In what ranks as a truly game changing announcement (literally), Valve has cleared the way for developers to sell their mods in the Steam Workshop. That also includes game content such as items and maps, all of which can be made available for sale directly in the Steam Workshop for titles that enable feature. Kicking off the initiative is Bethesda Softworks' The Elder Scrolls V: Skyrim, which is free to play until April 26.
If you're good at finding security flaws in software, you could add more than just a little jingle to your pockets. That's because Microsoft is significantly expanding its bug bounty program, part of which includes a new bounty for Project Spartan, the codename for Microsoft's new browser found in Windows 10. You could make up to $15,000 per security vulnerability, depending on what you uncover.
Much of what we cover on Maximum PC revolves around Microsoft's Windows operating system, though lest anyone forget, there's this alternative called Linux. And of course there are many varieties of Linux to choose from, including Fedora 22 beta, which is now available. According to the Fedora Project, desktop and workstation users may not notice huge changes, but will see better performance behind the scenes in managing updates.
Microsoft's been fairly mum when it comes to offering a release date for Windows 10, though the company has said to expect it sometime "this summer." That's only semi-helpful if you're planning a new build around Windows 10 and don't want to bother with the free upgrade. In that case, how's end of July suit you? During an earnings call last week, AMD CEO Lisa Su let slip that Windows 10 will launch in just three months.
So what's the verdict, was Grand Theft Auto V for the PC worth the wait? It's a question that can spark a debate, and if you're in the "Yes!" camp, one piece of evidence to support your claim is GTA V's inclusion of features included in AMD's Gaming Evolved program, such as into AMD's Gaming Evolved program. As part of that, GTA V supports a feature that's called Contact Hardening Shadows (CHS) for rendering more realistic soft shadows.
There’s a new version of Microsoft Solitaire Collection in this one
It’s time for your weekly dose of Windows 10 builds. Over the past month or so alone, we’ve had as many as five new builds—both official releases and leaks—with the last one finding its way onto the Internet Friday. (A few more and we’ll soon have to do a “This Week in Windows 10 Builds” roundup.) Build 10056 includes a new version of Microsoft’s iconic Solitaire card game(s), a new dark OS theme, and a few more things.

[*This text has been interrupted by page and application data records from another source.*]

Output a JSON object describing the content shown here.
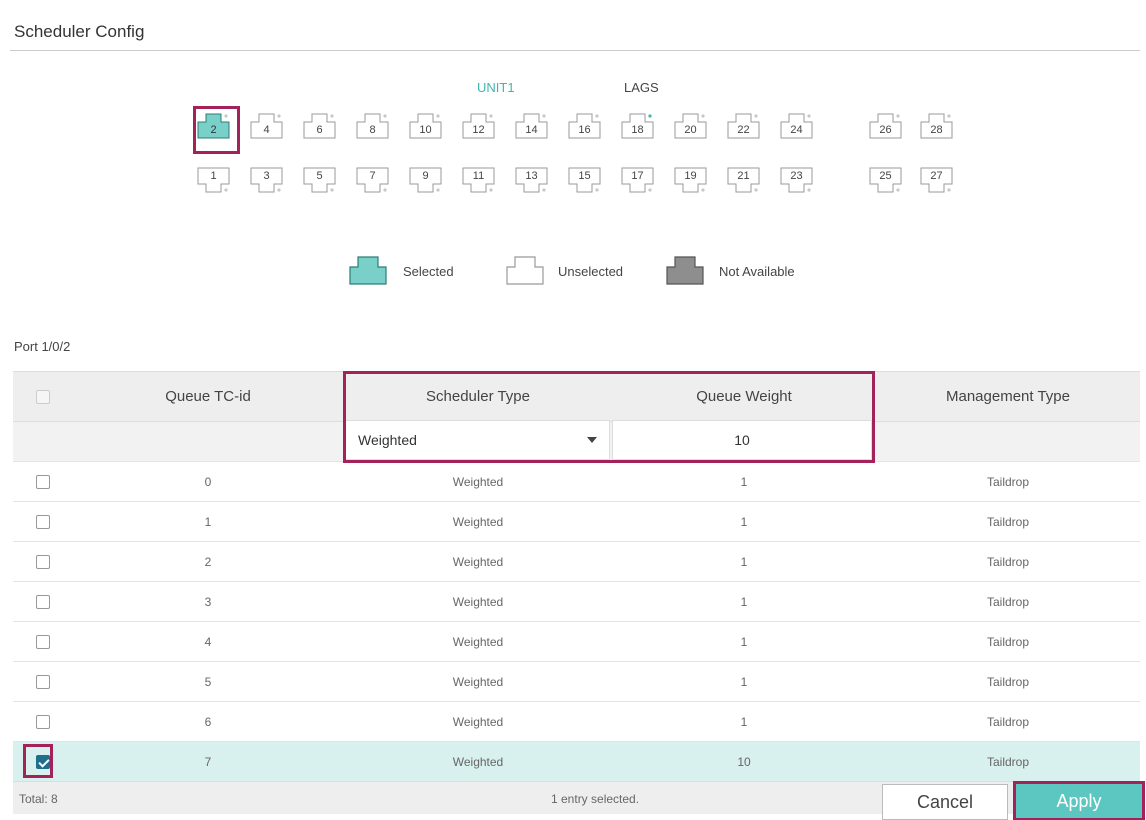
{
  "page": {
    "title": "Scheduler Config"
  },
  "units": {
    "unit1": "UNIT1",
    "lags": "LAGS"
  },
  "ports": {
    "top": [
      "2",
      "4",
      "6",
      "8",
      "10",
      "12",
      "14",
      "16",
      "18",
      "20",
      "22",
      "24",
      "26",
      "28"
    ],
    "bottom": [
      "1",
      "3",
      "5",
      "7",
      "9",
      "11",
      "13",
      "15",
      "17",
      "19",
      "21",
      "23",
      "25",
      "27"
    ],
    "selected": "2"
  },
  "legend": {
    "selected": "Selected",
    "unselected": "Unselected",
    "not_available": "Not Available"
  },
  "colors": {
    "selected": "#79d0c9",
    "accent": "#3fb6b0",
    "highlight": "#a3225a",
    "apply": "#5cc7c0"
  },
  "port_title": "Port 1/0/2",
  "table": {
    "headers": {
      "queue": "Queue TC-id",
      "scheduler": "Scheduler Type",
      "weight": "Queue Weight",
      "management": "Management Type"
    },
    "edit": {
      "scheduler_value": "Weighted",
      "weight_value": "10"
    },
    "rows": [
      {
        "id": "0",
        "scheduler": "Weighted",
        "weight": "1",
        "management": "Taildrop"
      },
      {
        "id": "1",
        "scheduler": "Weighted",
        "weight": "1",
        "management": "Taildrop"
      },
      {
        "id": "2",
        "scheduler": "Weighted",
        "weight": "1",
        "management": "Taildrop"
      },
      {
        "id": "3",
        "scheduler": "Weighted",
        "weight": "1",
        "management": "Taildrop"
      },
      {
        "id": "4",
        "scheduler": "Weighted",
        "weight": "1",
        "management": "Taildrop"
      },
      {
        "id": "5",
        "scheduler": "Weighted",
        "weight": "1",
        "management": "Taildrop"
      },
      {
        "id": "6",
        "scheduler": "Weighted",
        "weight": "1",
        "management": "Taildrop"
      },
      {
        "id": "7",
        "scheduler": "Weighted",
        "weight": "10",
        "management": "Taildrop"
      }
    ]
  },
  "footer": {
    "total": "Total: 8",
    "selected": "1 entry selected.",
    "cancel": "Cancel",
    "apply": "Apply"
  }
}
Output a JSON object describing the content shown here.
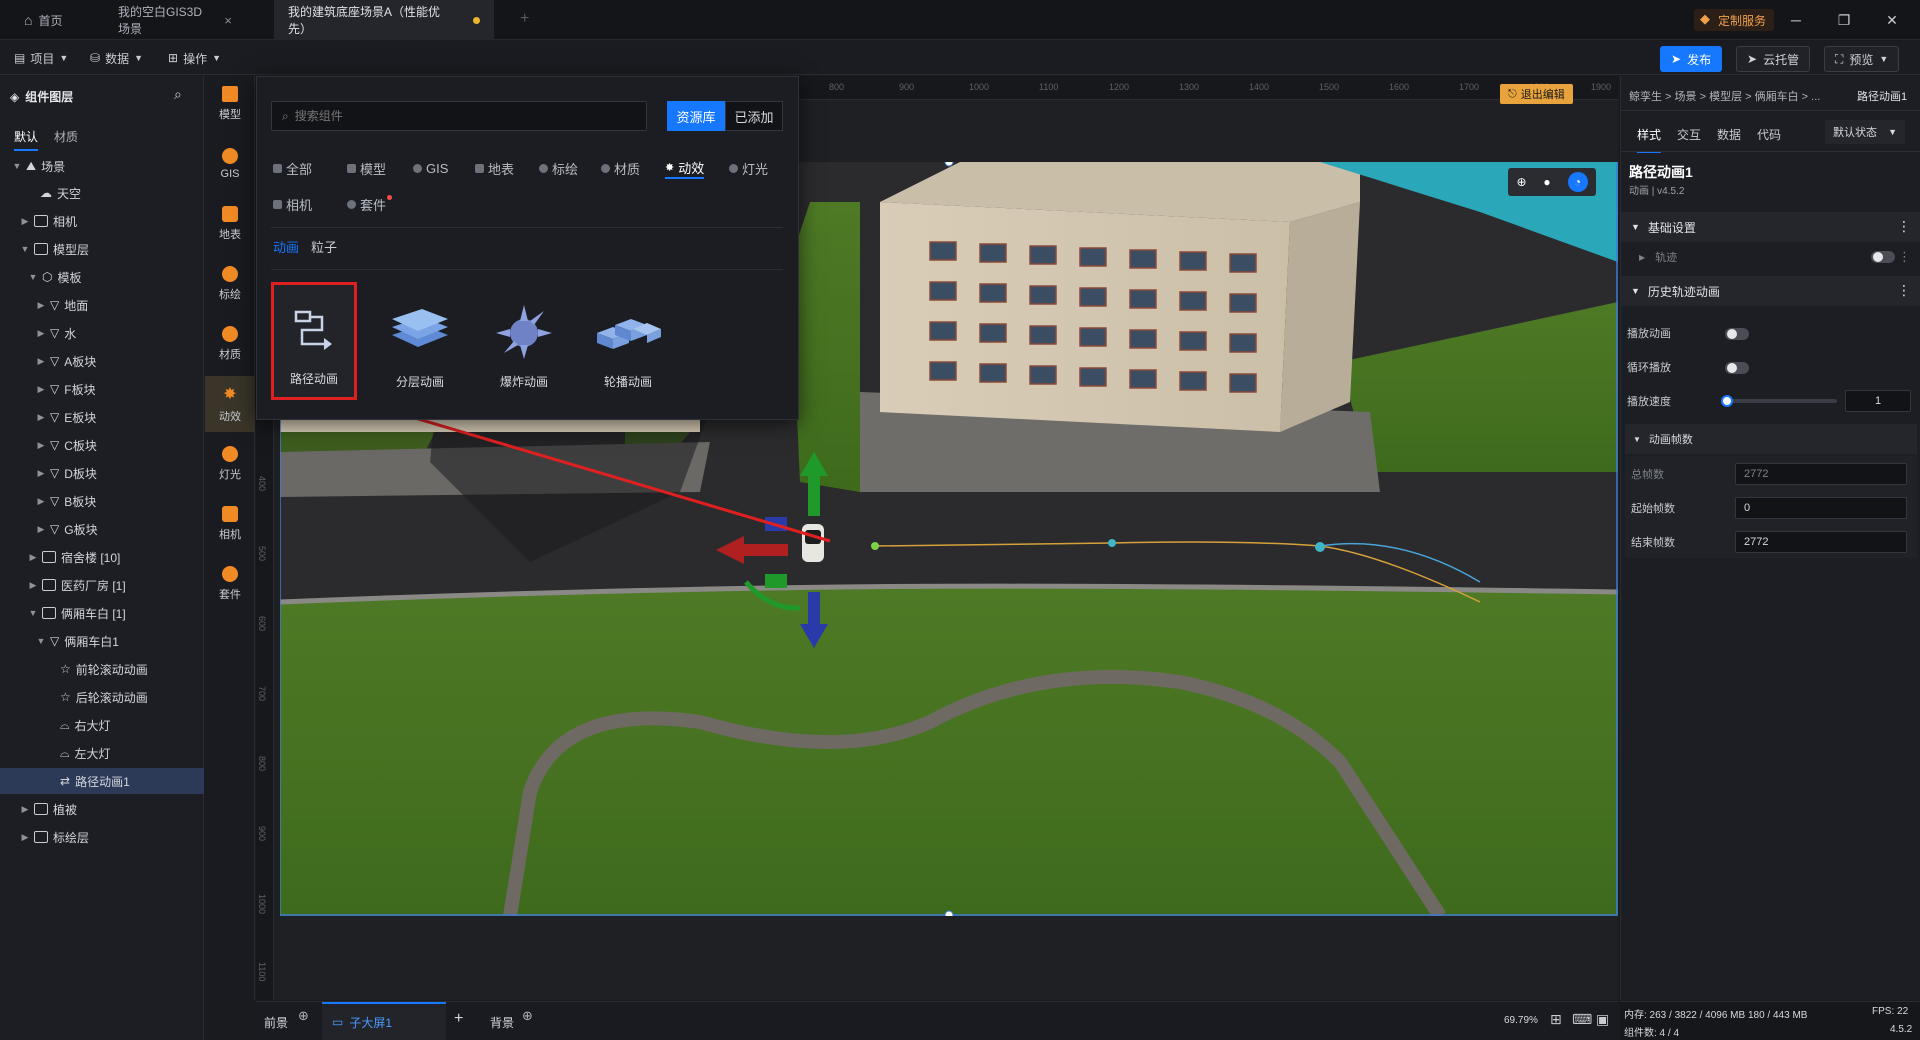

After numerous delays, Grand Theft Auto V is finally set to release on Windows-based PCs on April 14, 2015, otherwise known as next Tuesday. It's been a long, excruciating wait -- GTA V first shipped to PlayStation 3 and Xbox 360 consoles on September 17...2013! -- and in hopes of renewing interest in PC gamers who have moved on from being excited about the title, Rockstar Games has added a bunch of goodies, one of which is the ability to run the game at 4K, provided your PC can handle it. Here's a look at the hardware you'll need to run GTA V at a 4K resolution.
Your smartphone begins to vibrate. Not the quick vibration that would indicate it's an incoming text message, but a longer one associated with a phone call. Yes, people still communicate via voice, and thanks to Caller ID, you know it's your parents on the other end. It's been a few weeks since you've heard from them and a funny feeling begins to fill the pit of your stomach. You know what's coming next.
With Easter right around the corner, we thought it would be fun to update our old software easter eggs story to encompass 20 of our favorites. Do you have a personal favorite software Easter egg? Or perhaps you'd like to share one that we didn't mention? Let us know in the comments below!
One of our favorite BitTorrent clients, uTorrent, recently came under fire over complaints that an updated build silently installed a cryptocurrencly miner called EpicScale. Several uTorrent users took to the Internet to voice their displeasure over the situation, though it turns out there was plenty of blame to go around. On the user side, those affected by the mining software failed to read the fine print and gave EpicScale the green light to install. As for uTorrent, it could have done a better job letting users know what they were getting into, as the bundled software looked a lot like a Tos/EULA box.